Staryi Sambir is a settlement in the Lviv region of Ukraine. In sources, it is known from the XI century as Sambir. Destroyed during the Mongol-Tatar invasion. Some of the townspeople moved to the town of Pogonich, calling it Novyi Sambir. Over time, Novyi Sambir began to be called Sambir, and the original city - Staryi Sambir. As a result of the division of the Polish-Lithuanian Commonwealth in 1772, it became part of Austria-Hungary. From 1921 to 1939, it was part of Poland.

The residence of Jews on the territory of Staryi Sambir has been known since the beginning of the 16th century. In 1519, King Sigmund I allowed Jews to settle in the Sambir eldership. Moreover, in 1542 and 1551, royal decrees forbade Jews to settle in Sambir. There were no prohibitions on living in Staryi Sambir, but the city did not attract Jews economically. They preferred to settle in its suburbs. The Jews had no influence on urban planning. For a long time, there was no hospital or educational institutions in the city. Jews from Staryi Sambir travelled to Sambir, located 20 km away, to study and receive treatment.

It was only after obtaining the Magdeburg Law in the 1550s that Staryi Sambir became a center for the nearby Jewish shtetls. In the 17th century, the Sambir economy court confirmed the permission for Jews to settle in Staryi Sambir.

At the beginning of the 20th century, there was a Jewish school and a library in the city, and the Zionist movement developed. By the 1920s, Jews constituted up to 80% of the population in Staryi Sambir. Several wealthy and influential Jewish families lived in the town. Thus, the Lam family built a private synagogue located in their own house. Yosef Lam, one of the family members, was a member of the first Knesset in Israel.

Before the transfer of Staryi Sambir to Poland, the mayor of the city was the Jew Aaron Avertdam.

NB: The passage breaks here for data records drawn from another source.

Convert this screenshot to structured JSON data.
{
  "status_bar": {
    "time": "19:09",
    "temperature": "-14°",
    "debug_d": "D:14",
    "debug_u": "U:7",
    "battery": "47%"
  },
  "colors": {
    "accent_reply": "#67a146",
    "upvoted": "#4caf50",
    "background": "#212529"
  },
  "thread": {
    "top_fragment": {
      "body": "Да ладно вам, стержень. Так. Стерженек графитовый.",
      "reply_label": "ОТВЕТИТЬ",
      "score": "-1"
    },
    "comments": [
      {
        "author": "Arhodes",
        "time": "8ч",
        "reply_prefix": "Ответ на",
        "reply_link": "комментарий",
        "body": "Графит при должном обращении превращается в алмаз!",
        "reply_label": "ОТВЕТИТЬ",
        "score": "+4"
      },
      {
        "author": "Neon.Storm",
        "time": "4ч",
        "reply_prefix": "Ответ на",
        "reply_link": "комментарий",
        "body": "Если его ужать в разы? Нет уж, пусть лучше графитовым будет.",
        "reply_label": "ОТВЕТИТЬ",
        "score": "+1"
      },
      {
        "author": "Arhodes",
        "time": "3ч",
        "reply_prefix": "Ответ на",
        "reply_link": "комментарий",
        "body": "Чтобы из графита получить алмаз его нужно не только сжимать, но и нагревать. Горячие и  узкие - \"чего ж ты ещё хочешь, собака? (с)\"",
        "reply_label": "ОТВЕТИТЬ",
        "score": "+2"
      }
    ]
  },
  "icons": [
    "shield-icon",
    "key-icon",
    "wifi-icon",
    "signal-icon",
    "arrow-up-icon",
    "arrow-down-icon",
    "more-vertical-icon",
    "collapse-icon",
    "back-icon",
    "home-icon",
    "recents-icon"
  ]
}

At the beginning of the twentieth century, several fires occurred in the city. In 1925, before Yom Kippur, two synagogues were destroyed by fire in Staryi Sambor. The Jewish community of Sambor helped to restore them.

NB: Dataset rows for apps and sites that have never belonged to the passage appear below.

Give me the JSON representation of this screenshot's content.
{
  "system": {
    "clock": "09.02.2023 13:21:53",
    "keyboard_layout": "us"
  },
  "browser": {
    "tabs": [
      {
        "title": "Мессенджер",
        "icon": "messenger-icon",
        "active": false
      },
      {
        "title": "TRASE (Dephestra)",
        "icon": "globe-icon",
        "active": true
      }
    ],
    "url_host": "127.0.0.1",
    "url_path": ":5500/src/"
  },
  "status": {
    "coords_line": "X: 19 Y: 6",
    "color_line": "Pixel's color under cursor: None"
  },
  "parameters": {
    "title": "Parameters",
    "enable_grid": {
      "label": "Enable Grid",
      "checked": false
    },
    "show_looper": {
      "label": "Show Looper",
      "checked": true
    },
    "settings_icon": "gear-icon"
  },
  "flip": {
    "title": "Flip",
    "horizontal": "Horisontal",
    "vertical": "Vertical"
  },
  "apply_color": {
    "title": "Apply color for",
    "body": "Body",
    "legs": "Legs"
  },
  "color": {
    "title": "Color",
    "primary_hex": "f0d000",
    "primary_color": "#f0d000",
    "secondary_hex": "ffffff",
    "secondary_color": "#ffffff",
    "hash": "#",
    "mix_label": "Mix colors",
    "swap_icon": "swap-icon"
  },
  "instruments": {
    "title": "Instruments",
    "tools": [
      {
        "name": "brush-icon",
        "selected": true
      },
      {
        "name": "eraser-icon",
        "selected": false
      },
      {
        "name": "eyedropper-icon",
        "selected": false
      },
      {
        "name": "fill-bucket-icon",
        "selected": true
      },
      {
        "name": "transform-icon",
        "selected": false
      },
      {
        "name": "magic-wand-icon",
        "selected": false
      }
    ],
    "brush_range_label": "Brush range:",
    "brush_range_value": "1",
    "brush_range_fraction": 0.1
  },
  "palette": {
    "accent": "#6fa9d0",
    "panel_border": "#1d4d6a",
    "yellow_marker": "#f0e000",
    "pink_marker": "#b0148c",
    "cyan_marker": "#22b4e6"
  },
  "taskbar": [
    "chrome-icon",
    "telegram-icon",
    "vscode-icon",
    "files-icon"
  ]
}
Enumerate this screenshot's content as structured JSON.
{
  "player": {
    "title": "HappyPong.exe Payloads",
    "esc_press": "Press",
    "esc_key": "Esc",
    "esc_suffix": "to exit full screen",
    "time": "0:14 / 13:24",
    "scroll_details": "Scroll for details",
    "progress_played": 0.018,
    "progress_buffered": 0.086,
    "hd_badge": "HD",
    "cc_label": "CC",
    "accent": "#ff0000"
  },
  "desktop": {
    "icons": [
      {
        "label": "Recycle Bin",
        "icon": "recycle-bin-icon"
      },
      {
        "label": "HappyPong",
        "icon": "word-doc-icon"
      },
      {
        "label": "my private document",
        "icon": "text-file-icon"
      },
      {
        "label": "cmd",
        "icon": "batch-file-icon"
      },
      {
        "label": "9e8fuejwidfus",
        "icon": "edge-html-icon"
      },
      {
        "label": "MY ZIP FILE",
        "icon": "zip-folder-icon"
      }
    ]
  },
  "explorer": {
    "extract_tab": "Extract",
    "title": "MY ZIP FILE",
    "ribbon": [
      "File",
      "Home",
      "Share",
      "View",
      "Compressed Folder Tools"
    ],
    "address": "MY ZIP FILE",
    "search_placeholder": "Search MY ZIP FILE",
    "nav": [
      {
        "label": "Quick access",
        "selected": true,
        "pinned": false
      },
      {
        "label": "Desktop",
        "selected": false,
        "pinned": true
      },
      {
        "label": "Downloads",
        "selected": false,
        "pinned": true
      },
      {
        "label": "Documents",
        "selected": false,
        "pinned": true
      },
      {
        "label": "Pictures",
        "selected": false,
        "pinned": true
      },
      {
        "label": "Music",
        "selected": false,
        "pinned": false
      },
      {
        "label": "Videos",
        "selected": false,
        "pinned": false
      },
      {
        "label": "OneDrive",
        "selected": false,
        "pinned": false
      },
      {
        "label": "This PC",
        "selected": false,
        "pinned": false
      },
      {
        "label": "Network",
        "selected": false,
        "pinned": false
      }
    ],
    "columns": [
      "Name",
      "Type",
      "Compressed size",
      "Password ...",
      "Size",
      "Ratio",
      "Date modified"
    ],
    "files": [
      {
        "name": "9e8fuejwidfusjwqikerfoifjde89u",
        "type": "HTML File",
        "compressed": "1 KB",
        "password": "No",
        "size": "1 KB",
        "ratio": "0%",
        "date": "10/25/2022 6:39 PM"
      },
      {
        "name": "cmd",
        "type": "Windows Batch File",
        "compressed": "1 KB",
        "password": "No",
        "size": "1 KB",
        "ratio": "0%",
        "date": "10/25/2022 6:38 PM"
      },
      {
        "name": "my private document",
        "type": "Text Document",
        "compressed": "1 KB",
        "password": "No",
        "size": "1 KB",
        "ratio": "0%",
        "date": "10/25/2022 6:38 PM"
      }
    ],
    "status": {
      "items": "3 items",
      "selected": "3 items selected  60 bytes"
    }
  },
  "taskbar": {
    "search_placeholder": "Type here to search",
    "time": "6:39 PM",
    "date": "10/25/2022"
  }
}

The Jews of Staryi Sambir suffered from requisitions during the Russian occupation of the city in 1918. After the Soviet occupation in 1939, part of the Jewish population became victims of repression and was exiled to Siberia, and some were deprived of their property.

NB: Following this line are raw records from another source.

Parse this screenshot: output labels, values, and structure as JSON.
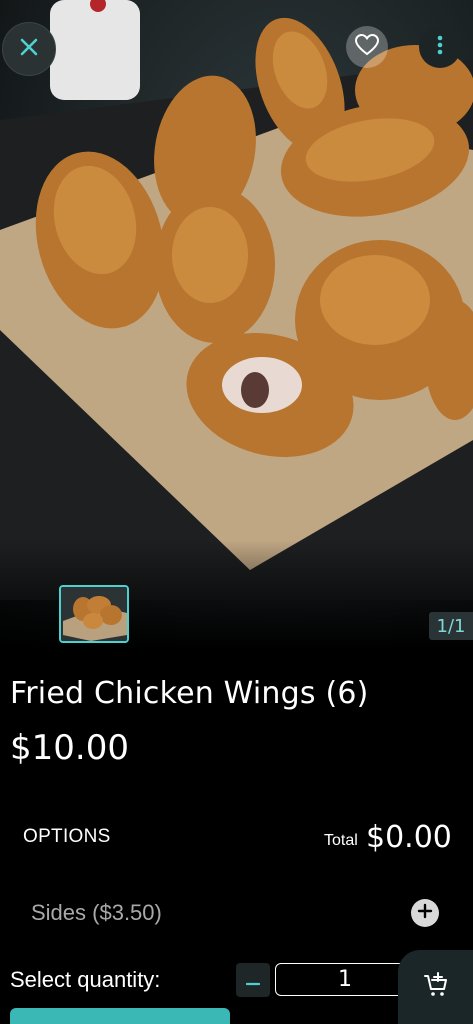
{
  "product": {
    "title": "Fried Chicken Wings (6)",
    "price": "$10.00"
  },
  "gallery": {
    "counter": "1/1"
  },
  "options": {
    "label": "OPTIONS",
    "total_label": "Total",
    "total_value": "$0.00",
    "items": [
      {
        "label": "Sides ($3.50)"
      }
    ]
  },
  "quantity": {
    "label": "Select quantity:",
    "value": "1"
  },
  "icons": {
    "close": "close-icon",
    "favorite": "heart-icon",
    "more": "more-vertical-icon",
    "add_side": "plus-circle-icon",
    "minus": "minus-icon",
    "cart": "add-to-cart-icon"
  },
  "colors": {
    "accent": "#4fd0cf",
    "button_bar": "#39b8b5",
    "background": "#000000"
  }
}
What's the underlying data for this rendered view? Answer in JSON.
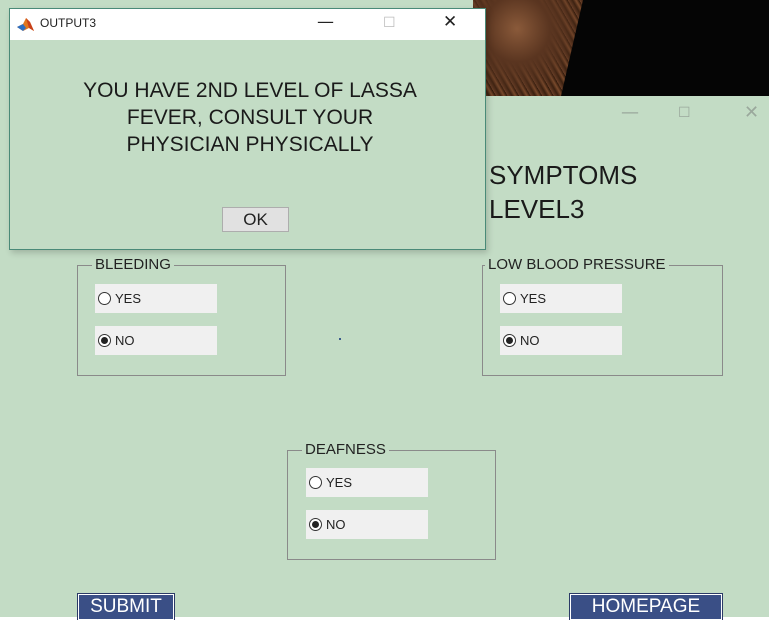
{
  "main_window": {
    "heading_line1": "SYMPTOMS",
    "heading_line2": "LEVEL3",
    "controls": {
      "minimize": "—",
      "maximize": "☐",
      "close": "✕"
    }
  },
  "groups": {
    "bleeding": {
      "title": "BLEEDING",
      "yes": "YES",
      "no": "NO",
      "selected": "NO"
    },
    "low_blood_pressure": {
      "title": "LOW BLOOD PRESSURE",
      "yes": "YES",
      "no": "NO",
      "selected": "NO"
    },
    "deafness": {
      "title": "DEAFNESS",
      "yes": "YES",
      "no": "NO",
      "selected": "NO"
    }
  },
  "buttons": {
    "submit": "SUBMIT",
    "homepage": "HOMEPAGE"
  },
  "dialog": {
    "title": "OUTPUT3",
    "message_line1": "YOU HAVE 2ND LEVEL OF LASSA",
    "message_line2": "FEVER, CONSULT YOUR",
    "message_line3": "PHYSICIAN PHYSICALLY",
    "ok": "OK",
    "controls": {
      "minimize": "—",
      "maximize": "☐",
      "close": "✕"
    }
  },
  "colors": {
    "window_bg": "#c3dcc5",
    "button_blue": "#3a4f86",
    "radio_bg": "#f0f0f0"
  }
}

The Nazis captured the city on June 30, 1941. The Jews were plundered. According to the recollections of eyewitnesses, the invaders took away their gold, furs and valuables, made them wear distinctive signs. The Jews of Staryi Sambir, who remained in the city after the occupation, were sent to the ghetto created by the Nazis in Sambir. Of the 2.3 thousand Jews who were in the occupation, 15 people survived.